▶ **The data**
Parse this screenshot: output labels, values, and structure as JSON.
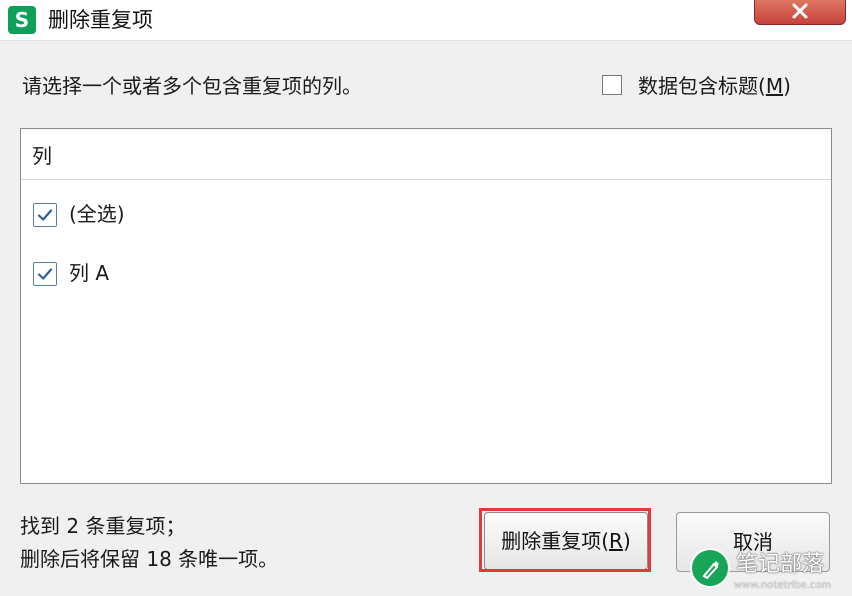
{
  "window": {
    "title": "删除重复项",
    "app_icon_letter": "S"
  },
  "instruction": "请选择一个或者多个包含重复项的列。",
  "header_option": {
    "label_prefix": "数据包含标题(",
    "accesskey": "M",
    "label_suffix": ")",
    "checked": false
  },
  "list": {
    "header": "列",
    "items": [
      {
        "label": "(全选)",
        "checked": true
      },
      {
        "label": "列 A",
        "checked": true
      }
    ]
  },
  "status": {
    "line1": "找到 2 条重复项；",
    "line2": "删除后将保留 18 条唯一项。"
  },
  "buttons": {
    "remove_prefix": "删除重复项(",
    "remove_accesskey": "R",
    "remove_suffix": ")",
    "cancel": "取消"
  },
  "watermark": {
    "name": "笔记部落",
    "url": "www.notetribe.com"
  },
  "colors": {
    "app_icon": "#0e9f5a",
    "close_button": "#c7433b",
    "highlight_outline": "#e03a3a",
    "check": "#2d5f9a",
    "watermark_logo": "#18a558"
  },
  "icons": {
    "app": "wps-spreadsheet-icon",
    "close": "close-icon",
    "check": "checkmark-icon",
    "watermark": "pen-leaf-icon"
  }
}
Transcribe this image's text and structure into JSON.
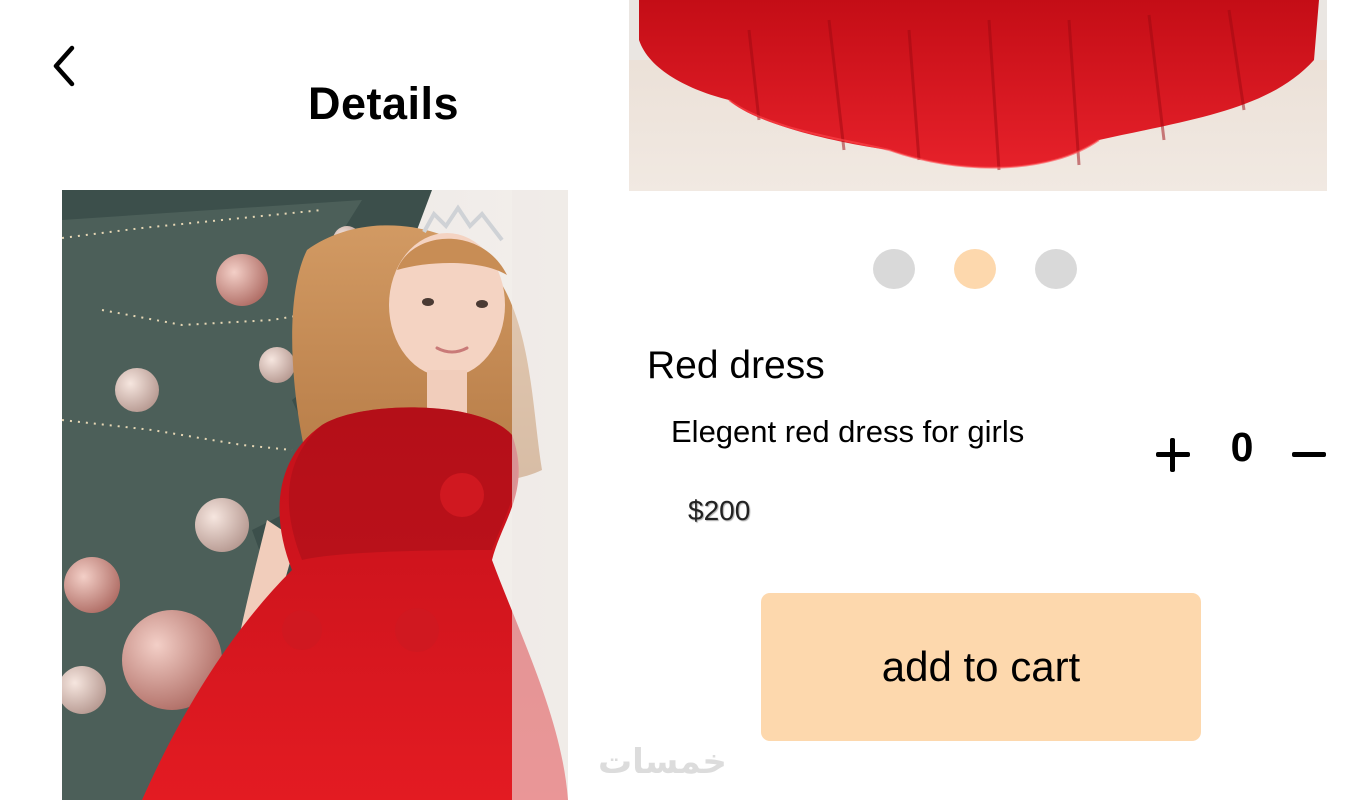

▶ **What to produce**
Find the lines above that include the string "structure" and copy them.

▶ **The answer**
Parse this screenshot: output labels, values, and structure as JSON.
Transcribe this image's text and structure into JSON.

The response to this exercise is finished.